• historical linguistics
• sociolinguistics
• typology and language universals
• multilingualism
• areal studies
• heritage languages
• writing systems

The series seeks high-quality, state-of-the-art contributions on all aspects of the languages of this linguistically diverse and fascinating area.

Free access
In: Indo-Iranian Journal

Abstract

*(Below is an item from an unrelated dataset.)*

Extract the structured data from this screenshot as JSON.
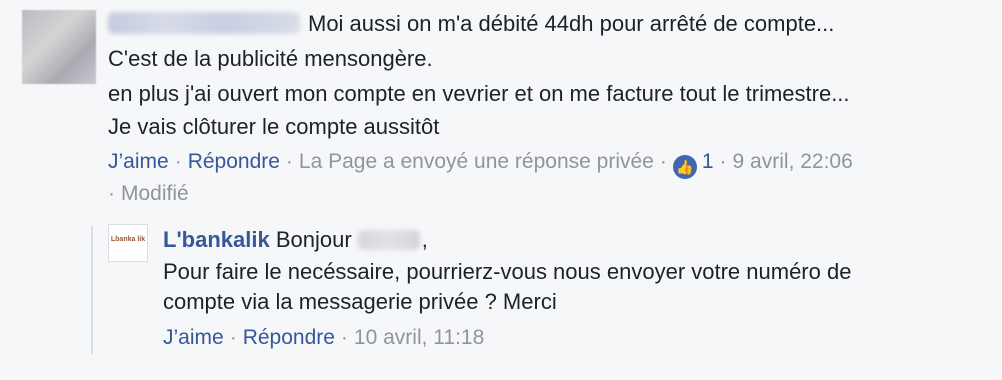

The trilingual Kushan royal inscription of Dašt-i Nāwur has been the subject of scholarly controversies since the time of its first scientific publication (Fussman 1974), with different authors defending opposing views and mutually incompatible readings, in particular of the Bactrian part of the inscription (e.g. Davary & Humbach 1976; Sims-Williams & Cribb 1996; Fussman 1998). Progress in the understanding of the inscription has been hampered by inadequate photographic documentation, but also by the comparatively small amount of information on the Bactrian language that was available at the time of its first publication. A color photograph of the Bactrian inscription probably taken in 1969, which was unavailable to earlier editors, has now been made publicly accessible by the Collège de France as part of the estate of the late Gérard Fussman. This article presents a new reading of the inscription based on this photograph, diverging in many respects from earlier interpretations. It includes a response to the recent re-edition of Palunčić et al. (2023), who have also taken the new photograph into account but reached different conclusions.

In: Indo-Iranian Journal
In: Indo-Iranian Journal

Abstract

The Śrīmālādevīsiṁhanādanirdeśasūtra is preserved in toto in one Tibetan and two Chinese translations, in addition to which we have access to a fragmentary Sanskrit manuscript and a considerable number of Sanskrit quotations, contributing to a sizable amount of the text now being available in Sanskrit. The present contribution takes as its impetus a recent contribution on the sūtra and its ideas about tathāgatagarbha, offering a survey of the state of the field of study of the text in its Indian context, and several suggestions for improved understandings.

Open Access
In: Indo-Iranian Journal